Identifying applicable copyright interests and negotiating individual licenses for even a limited playlist would be maddening—for both copyright owners and consumers. PROs have substantially eased that burden by creating a one-stop shop that both issues blanket public performance licenses and collects the public performance royalties on behalf of the copyright owners. Unfortunately, each PRO covers different music/artists, and although they have online searchable lists, it is rare that a business will be fully covered by the repertoire of a single PRO.  And while business owners have generally accepted (often grudgingly) that they probably need a license from all three mainstay PROs—ASCAP, BMI, and SESAC—a fourth is now actively on the scene.

Monday, April 23, 2018

A Guide to GIFs

While nothing new, GIFs (an acronym for Graphics Interchange Format) have become a fundamental form of digital expression. GIFs were created in 1987 by Steve Wilhite, a programmer at CompuServe, as a new way to present a moving image. In an age of social media, they have morphed into a means of expressing complex feelings and thoughts more effectively than words and photographs.

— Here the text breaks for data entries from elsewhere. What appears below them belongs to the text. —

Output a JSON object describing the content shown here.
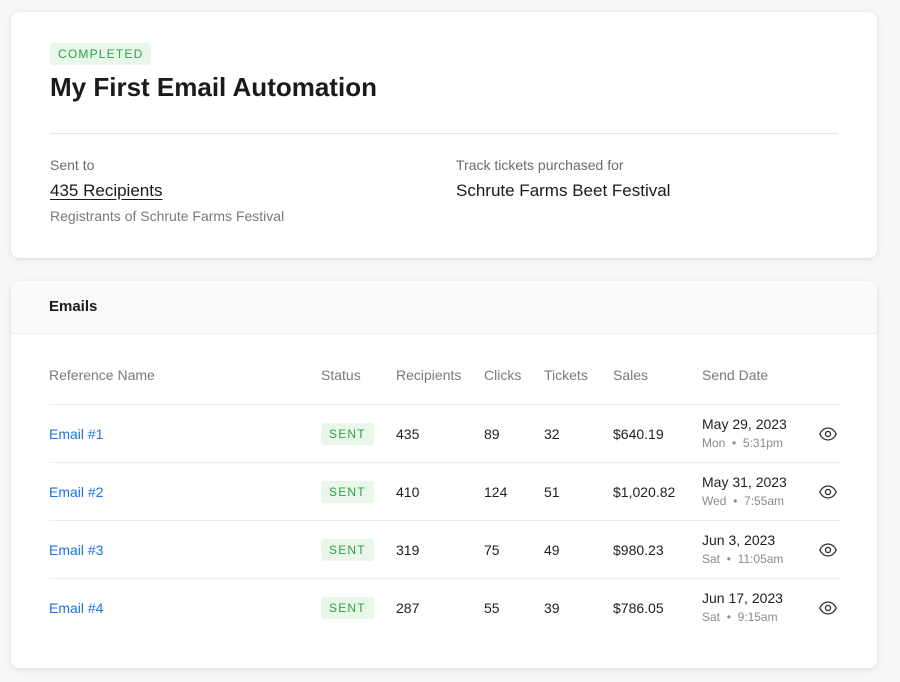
{
  "automation": {
    "status": "COMPLETED",
    "title": "My First Email Automation",
    "sent_to_label": "Sent to",
    "recipients_link": "435 Recipients",
    "recipients_desc": "Registrants of Schrute Farms Festival",
    "track_label": "Track tickets purchased for",
    "track_event": "Schrute Farms Beet Festival"
  },
  "emails": {
    "section_title": "Emails",
    "columns": {
      "name": "Reference Name",
      "status": "Status",
      "recipients": "Recipients",
      "clicks": "Clicks",
      "tickets": "Tickets",
      "sales": "Sales",
      "send_date": "Send Date"
    },
    "rows": [
      {
        "name": "Email #1",
        "status": "SENT",
        "recipients": "435",
        "clicks": "89",
        "tickets": "32",
        "sales": "$640.19",
        "date": "May 29, 2023",
        "day": "Mon",
        "time": "5:31pm"
      },
      {
        "name": "Email #2",
        "status": "SENT",
        "recipients": "410",
        "clicks": "124",
        "tickets": "51",
        "sales": "$1,020.82",
        "date": "May 31, 2023",
        "day": "Wed",
        "time": "7:55am"
      },
      {
        "name": "Email #3",
        "status": "SENT",
        "recipients": "319",
        "clicks": "75",
        "tickets": "49",
        "sales": "$980.23",
        "date": "Jun 3, 2023",
        "day": "Sat",
        "time": "11:05am"
      },
      {
        "name": "Email #4",
        "status": "SENT",
        "recipients": "287",
        "clicks": "55",
        "tickets": "39",
        "sales": "$786.05",
        "date": "Jun 17, 2023",
        "day": "Sat",
        "time": "9:15am"
      }
    ],
    "separator": "•",
    "view_icon": "eye-icon"
  },
  "colors": {
    "accent_link": "#1a73e8",
    "success_bg": "#e8f7ea",
    "success_text": "#2f9e44"
  }
}
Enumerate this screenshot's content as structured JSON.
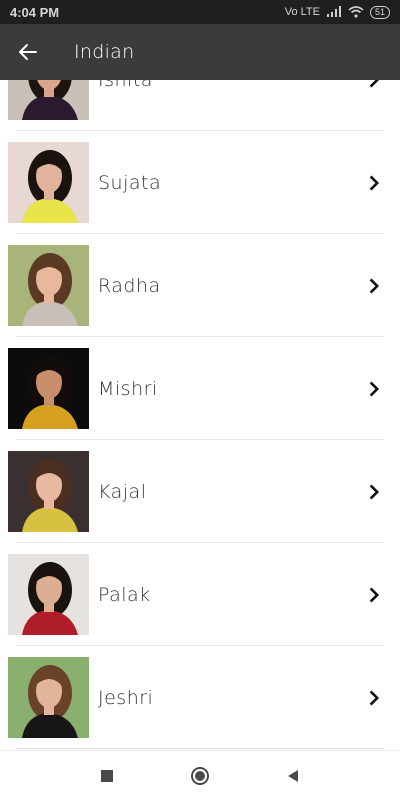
{
  "status_bar": {
    "time": "4:04 PM",
    "network": "Vo LTE",
    "battery": "51"
  },
  "toolbar": {
    "title": "Indian"
  },
  "list": {
    "items": [
      {
        "name": "Ishita",
        "photo": {
          "bg": "#c9c0b8",
          "hair": "#1e1410",
          "skin": "#d9a58c",
          "outfit": "#2b1a2e"
        }
      },
      {
        "name": "Sujata",
        "photo": {
          "bg": "#e8d8d4",
          "hair": "#1a120e",
          "skin": "#e0b39a",
          "outfit": "#e8e44a"
        }
      },
      {
        "name": "Radha",
        "photo": {
          "bg": "#a8b47a",
          "hair": "#5a3a22",
          "skin": "#e8b89c",
          "outfit": "#c8c0b8"
        }
      },
      {
        "name": "Mishri",
        "photo": {
          "bg": "#0c0c0c",
          "hair": "#120c0a",
          "skin": "#c98e6c",
          "outfit": "#d8a020"
        }
      },
      {
        "name": "Kajal",
        "photo": {
          "bg": "#3a3030",
          "hair": "#4a2e22",
          "skin": "#e8b8a0",
          "outfit": "#d8c040"
        }
      },
      {
        "name": "Palak",
        "photo": {
          "bg": "#e6e2e0",
          "hair": "#1a120e",
          "skin": "#dcae92",
          "outfit": "#b01e2a"
        }
      },
      {
        "name": "Jeshri",
        "photo": {
          "bg": "#8ab070",
          "hair": "#6a4228",
          "skin": "#e2b49a",
          "outfit": "#161616"
        }
      }
    ]
  }
}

Public interest in GIFs has increased dynamically over the past five years and is still on the rise. In 2017, the GIF celebrate its 30th anniversary. According to some digital marketing experts, it was also the year when the GIF reached its highest potential yet in the digital marketing industry.

Very few things (other than, heaven forbid, actual human interaction) can convey emotion like an animated GIF. The entertainment value of GIFs is pretty obvious and in recent years, brands have also recognized the business value. When compared to photos, GIFs are more appealing and more effective in digital marketing strategy. When compared to videos, GIFs take less time to create and are cheaper and easier to make.

The most used websites and apps for finding and creating GIFs include Giphy, GifBin, Gifmaker, ExGif, MakeAGif, ImgFlip, Phhhoto, and Boomerang (owned by Instagram). Giphy, leading GIF database and search engine, serves more than 1 billionGIFs per day  to over 100 million active daily users! Twitter, Facebook and many other popular social media and messaging platforms integrate native GIF searching into their platforms and sites like BuzzFeed have built content marketing empires by using GIFs in their infamous listicles.

But, using someone else’s content when creating and sharing GIFs has the potential to invite intellectual property infringement issues, especially given that many popular GIFs draw content from players like Disney and the NFL, which are notorious for being aggressive when it comes to protecting their intellectual property. Studios and sports leagues could decide to file lawsuits against GIF-based businesses, or they could use copyright notices to remove GIFs from websites and social media accounts. This has already occurred in the case of major sports events like the World Cup and the Olympics. Celebrities could also invoke right of publicity laws, which allow people to control how their image is used in public.

So, what does this mean you if you want to use GIFs in your brand/marketing strategy?
  • Be wary. The use of GIFs in digital marketing campaigns can be a bit of a minefield. There is a higher risk when the use is commercial and companies in the public light also make a much better target for a lawsuit.
  • Make your own. Instead of using other parties’ GIFs, the better option is to make your own using your own copyrighted material.
  • Get permission. When using GIFs that you do not create, get the permission of everyone featured in the clip, the copyright holder of the original image(s), and the person who created the GIF. There should also be appropriate licenses in place for commercial use.
  • Link to content. When using third-party GIFs, consider linking to those GIFs rather than embedding them in your own content.  
Just because other brands may get away with using GIFs in their digital marketing campaigns doesn’t mean it’s safe. Using GIFs without permission could surely invite a cease and desist from the original creators, copyright holders, or featured parties. It could create disruption (e.g. recreating and taking down content) and, if you’re really lucky, spending time (and money) with intellectual property lawyers!